For forever Lisa has been cutting my hair every 4 weeks. I have watched her two kids grow up, hearing her many tales and dishing out my advice. My hair looks great, and Lisa is a terrific parent.
The proof is in the pudding. Today I got my haircut, and here is Lisa’s story. Lisa’s teenage daughter was granted her permission to host a friends’ party at their house, one that would include her boyfriend and his family, too. Mom consented but only with this deal: Lisa does the food and her daughter readies the whole house (straightening and cleaning up). After all, it would be after a long work day for Lisa. Deal made. Having previously done her shopping and cooking, Lisa came home on party night to find the house a mess, worse than it had been when she left in the morning. So much for the deal. Game over. So, Lisa calmly texted the boyfriend and one guest, asking them to contact the rest of the invitees because the party was cancelled.
The daughter found out when her boyfriend texted her.
I won’t bother with the oceans of tears and the rest that ensued. Suffice it to say, everything Lisa has asked of her daughter for the past weeks has been easily executed. No surprise to me.
Parents often wonder why their “discipline” isn’t working. Why is it that the child’s behavior hasn’t changed? Among the mistakes that parents make which undermine their discipline, these two scream out to me:
- Too many warnings
- No follow through with threats
Whether your child is four or fourteen, the same holds true. The lesson is not learned if it isn’t meaningful, if it isn’t supported with power. That certainly doesn’t mean that a consequence needs to be tough or mean. What it does mean is that you, the parent, undermine your own credibility when you don’t follow through. Either you say the same thing over and over without any action, you offer “one more chance,” or you state the consequence and don’t follow through.
The goal in discipline (from the Latin disciplina which means teaching or learning) is to teach your child what you want her to do—the lesson. With threats and yelling, it is no longer about the lesson. It is now about the parent and the child. The lesson is lost. The idea is for the child to know that she has caused the consequence (party cancelled) because of something she did or didn’t do (clean up the house.) It is of her own doing and not because of her mean mommy.

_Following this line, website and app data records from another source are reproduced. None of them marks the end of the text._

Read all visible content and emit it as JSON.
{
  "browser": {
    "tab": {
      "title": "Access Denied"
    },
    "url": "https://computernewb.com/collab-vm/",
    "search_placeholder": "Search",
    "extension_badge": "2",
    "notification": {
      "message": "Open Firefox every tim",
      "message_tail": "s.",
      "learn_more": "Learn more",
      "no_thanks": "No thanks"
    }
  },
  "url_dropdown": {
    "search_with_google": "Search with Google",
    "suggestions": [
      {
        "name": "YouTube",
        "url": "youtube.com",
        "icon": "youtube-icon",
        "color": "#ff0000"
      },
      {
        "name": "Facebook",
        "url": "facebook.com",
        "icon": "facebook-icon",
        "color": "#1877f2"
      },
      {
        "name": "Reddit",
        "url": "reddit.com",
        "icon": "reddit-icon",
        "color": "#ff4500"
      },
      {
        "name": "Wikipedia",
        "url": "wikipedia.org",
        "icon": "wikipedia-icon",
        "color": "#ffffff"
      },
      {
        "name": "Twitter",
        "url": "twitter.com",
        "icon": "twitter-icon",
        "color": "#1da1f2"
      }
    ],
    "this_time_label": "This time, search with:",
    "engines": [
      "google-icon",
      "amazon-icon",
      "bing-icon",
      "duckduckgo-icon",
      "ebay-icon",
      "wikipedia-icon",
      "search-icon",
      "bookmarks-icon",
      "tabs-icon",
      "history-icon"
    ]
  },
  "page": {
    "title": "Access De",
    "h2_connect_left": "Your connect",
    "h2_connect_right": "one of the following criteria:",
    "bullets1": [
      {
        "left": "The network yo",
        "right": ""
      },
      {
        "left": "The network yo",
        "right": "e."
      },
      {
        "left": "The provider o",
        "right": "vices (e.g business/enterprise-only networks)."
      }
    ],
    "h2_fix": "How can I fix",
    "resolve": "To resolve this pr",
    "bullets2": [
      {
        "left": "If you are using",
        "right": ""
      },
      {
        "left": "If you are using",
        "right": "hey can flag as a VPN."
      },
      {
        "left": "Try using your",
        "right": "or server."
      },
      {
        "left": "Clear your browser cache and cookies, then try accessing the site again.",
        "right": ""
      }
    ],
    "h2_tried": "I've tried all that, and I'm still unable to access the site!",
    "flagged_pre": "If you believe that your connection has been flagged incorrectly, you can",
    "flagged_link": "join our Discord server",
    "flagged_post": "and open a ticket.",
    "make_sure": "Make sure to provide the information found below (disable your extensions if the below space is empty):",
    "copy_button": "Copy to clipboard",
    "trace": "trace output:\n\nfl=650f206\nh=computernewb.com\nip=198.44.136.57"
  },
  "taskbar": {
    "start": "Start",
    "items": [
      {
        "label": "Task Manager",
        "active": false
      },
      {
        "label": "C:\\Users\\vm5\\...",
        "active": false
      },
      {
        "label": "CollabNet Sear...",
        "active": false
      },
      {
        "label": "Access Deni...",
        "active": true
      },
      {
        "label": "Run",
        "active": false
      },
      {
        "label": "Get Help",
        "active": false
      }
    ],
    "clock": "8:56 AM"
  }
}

Over and over I work with parents on how to use logical consequences, ones that are directly related to the child’s choice of behavior. You choose the behavior and you also choose the consequence, good or not so good. And over and over I implore them to stop counting, to stop the second chances, to state the consequence as a warning and lower the boom when there is non- compliance.
Often following through with a logical consequence means you’re going to have a very unhappy child. Very! We all know how painful it is to tolerate a child’s unhappiness and disappointment. And we all remember how bad it felt to be disappointment. Our identification with child even sabotages our ability to follow through.
When the dust had settled and the tears had dried, with emotions back on an even keel, Lisa explained to her daughter just how she felt when she had come home to her messy house. She didn’t apologize for canceling the party. Lesson learned and behavior changed.